Monthly Archives: May 2008

Workflow is an intermediate consumer

I have been using the following contrast in presentations for a while. This is to make a distinction between library services – or any other service for that matter – in a pre-network age, and such services now. Then: people were prepared to build their workflows around library services. Now: the library must be prepared … Continue reading Workflow is an intermediate consumer

RLUK

RLUK (Research Libraries UK) is where research libraries in the UK address shared issues. The organization has a new name (previously it was CURL), website, blog, strategic plan [pdf], and vision/mission. The plan identifies six strategic themes: Theme 1 Developing the research library workforce Theme 2 Building the new research information infrastructure Theme 3 Resource … Continue reading RLUK

Mobile access again

My colleague Bruce Washburn sent me a note prompted by the mention here of the NCSU provision for mobile access to the library website and catalog. Bruce worked on mobile access to RedLightGreen some years ago. He also worked on the Worldcat Facebook app. He makes an interesting comparison: We implemented something similar in RedLightGreen … Continue reading Mobile access again

Mobile access

I was interested to come across the provision for mobile access at NCSU Libraries.
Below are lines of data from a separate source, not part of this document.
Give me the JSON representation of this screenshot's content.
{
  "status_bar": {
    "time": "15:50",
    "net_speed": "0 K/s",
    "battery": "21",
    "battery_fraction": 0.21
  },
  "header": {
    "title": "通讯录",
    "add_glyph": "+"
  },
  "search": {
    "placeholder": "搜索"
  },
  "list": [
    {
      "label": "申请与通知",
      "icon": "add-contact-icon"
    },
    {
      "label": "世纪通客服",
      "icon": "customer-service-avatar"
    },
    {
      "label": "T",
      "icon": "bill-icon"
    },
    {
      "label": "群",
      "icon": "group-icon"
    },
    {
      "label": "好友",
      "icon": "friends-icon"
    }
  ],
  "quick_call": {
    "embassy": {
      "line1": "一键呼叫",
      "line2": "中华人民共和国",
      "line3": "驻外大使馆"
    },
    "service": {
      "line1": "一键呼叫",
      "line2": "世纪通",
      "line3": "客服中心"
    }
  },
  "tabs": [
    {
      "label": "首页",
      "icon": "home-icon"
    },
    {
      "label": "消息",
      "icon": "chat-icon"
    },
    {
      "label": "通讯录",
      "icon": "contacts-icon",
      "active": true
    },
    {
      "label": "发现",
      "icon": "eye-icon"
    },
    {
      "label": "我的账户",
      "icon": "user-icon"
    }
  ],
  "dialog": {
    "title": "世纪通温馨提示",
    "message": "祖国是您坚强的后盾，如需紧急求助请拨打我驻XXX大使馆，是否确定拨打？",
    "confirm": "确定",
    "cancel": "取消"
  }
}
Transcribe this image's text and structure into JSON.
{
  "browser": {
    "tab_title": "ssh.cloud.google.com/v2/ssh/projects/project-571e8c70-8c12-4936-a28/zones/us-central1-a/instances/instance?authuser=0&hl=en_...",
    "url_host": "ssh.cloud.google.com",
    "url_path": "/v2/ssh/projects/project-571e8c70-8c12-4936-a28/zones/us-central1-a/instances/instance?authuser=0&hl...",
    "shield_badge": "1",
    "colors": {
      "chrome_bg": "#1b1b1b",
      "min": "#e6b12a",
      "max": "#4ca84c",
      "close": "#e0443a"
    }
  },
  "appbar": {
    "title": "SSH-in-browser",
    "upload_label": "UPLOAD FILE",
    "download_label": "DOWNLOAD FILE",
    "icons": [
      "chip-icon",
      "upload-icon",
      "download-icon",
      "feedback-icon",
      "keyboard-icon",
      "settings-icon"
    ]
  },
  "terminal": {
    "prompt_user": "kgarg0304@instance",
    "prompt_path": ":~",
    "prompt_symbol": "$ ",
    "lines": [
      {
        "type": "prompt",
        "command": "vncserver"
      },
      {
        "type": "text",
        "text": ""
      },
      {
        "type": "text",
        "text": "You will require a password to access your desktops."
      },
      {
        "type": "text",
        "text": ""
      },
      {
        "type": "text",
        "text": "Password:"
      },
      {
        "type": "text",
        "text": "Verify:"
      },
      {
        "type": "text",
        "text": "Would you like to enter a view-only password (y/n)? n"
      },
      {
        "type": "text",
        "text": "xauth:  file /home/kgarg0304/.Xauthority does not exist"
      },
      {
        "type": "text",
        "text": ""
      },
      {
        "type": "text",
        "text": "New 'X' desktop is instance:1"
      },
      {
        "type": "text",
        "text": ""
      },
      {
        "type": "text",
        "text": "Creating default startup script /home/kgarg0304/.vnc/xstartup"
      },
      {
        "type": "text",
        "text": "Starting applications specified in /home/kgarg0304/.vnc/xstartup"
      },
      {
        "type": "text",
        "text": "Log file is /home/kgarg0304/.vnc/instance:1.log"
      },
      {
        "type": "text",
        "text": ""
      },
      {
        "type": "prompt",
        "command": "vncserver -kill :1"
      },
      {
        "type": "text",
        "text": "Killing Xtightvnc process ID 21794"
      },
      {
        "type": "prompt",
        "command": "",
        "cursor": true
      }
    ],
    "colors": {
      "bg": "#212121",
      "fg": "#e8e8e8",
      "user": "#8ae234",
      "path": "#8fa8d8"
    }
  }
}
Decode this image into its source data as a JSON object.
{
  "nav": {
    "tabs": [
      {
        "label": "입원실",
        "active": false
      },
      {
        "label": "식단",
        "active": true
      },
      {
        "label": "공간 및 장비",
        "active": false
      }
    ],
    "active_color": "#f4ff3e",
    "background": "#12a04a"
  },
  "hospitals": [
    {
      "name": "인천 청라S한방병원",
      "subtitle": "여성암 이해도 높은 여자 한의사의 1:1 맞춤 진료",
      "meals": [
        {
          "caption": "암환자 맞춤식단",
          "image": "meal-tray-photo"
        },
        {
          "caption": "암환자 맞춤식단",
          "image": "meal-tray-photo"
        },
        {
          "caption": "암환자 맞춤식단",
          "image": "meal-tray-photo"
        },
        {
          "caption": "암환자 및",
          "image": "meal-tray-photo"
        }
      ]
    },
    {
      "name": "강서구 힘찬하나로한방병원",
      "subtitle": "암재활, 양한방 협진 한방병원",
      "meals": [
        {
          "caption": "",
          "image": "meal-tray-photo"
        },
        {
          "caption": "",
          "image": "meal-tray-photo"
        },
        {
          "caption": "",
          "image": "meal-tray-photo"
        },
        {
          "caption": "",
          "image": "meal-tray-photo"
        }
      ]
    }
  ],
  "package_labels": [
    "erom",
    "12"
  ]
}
Here is the library page. Given that one does not want a very long list, it makes for interesting decisions about what is important or of interest to mobile users. “Wolfline status’ gives access to the status of buses on campus … Continue reading Mobile access

A decade of books

The literary festival at Hay-on-Wye is in mid-flow. For unfamiliar readers, Hay is a Welsh town famous for being home to many second-hand bookshops (aka used book stores). It has over thirty bookshops [Wikipedia]. Robert McCrum writes about this, and other, literary festivals in his retrospective review of ten years of books and publishing in … Continue reading A decade of books

Consistent access to French archives and manuscripts

Calames is a recently released catalog of archives and manuscripts in French universities and national institutions. It is provided by Abes, which also provides Sudoc the French universities union catalog. Not only is there a shared public catalog, but Calames supports a shared cataloging environment for the creation of finding aids. Why have a shared … Continue reading Consistent access to French archives and manuscripts

Analytics: mind the gap

In a digital environment our actions shed data which can be collected and mined. We leave traces. In this context it is not surprising that ‘analytics’ has emerged as a central interest. ‘Analytics’ is often used to refer to how organizations analyse the data they collect to improve decisions or performance. This extends to the … Continue reading Analytics: mind the gap

Candidate 2.0 and crowd-funding

It seems clear that the current US primaries represent an important political watershed. I am not talking about race or gender. I am talking about the use of the Internet in campaigning. This was prefigured last go around in Howard Dean’s campaign but this time it is central to Obama’s success. Whatever your political orientation, … Continue reading Candidate 2.0 and crowd-funding

Flock

I use the Flock browser as my main work (and home) environment. I like the way it brings gmail. facebook, and my RSS aggregator into the same in-browser environment. I could do other stuff but that is enough to be getting on with. One click and I can look through folks’ status on Facebook. I … Continue reading Flock

Keeping research data

The JISC has made a report on digital preservation costs available. “This study has investigated the medium to long term costs to Higher Education Institutions (HEIs) of the preservation of research data”. One aim was to provide a methodological foundation on research data costs for national and institutional initiatives. Our case studies suggest that the … Continue reading Keeping research data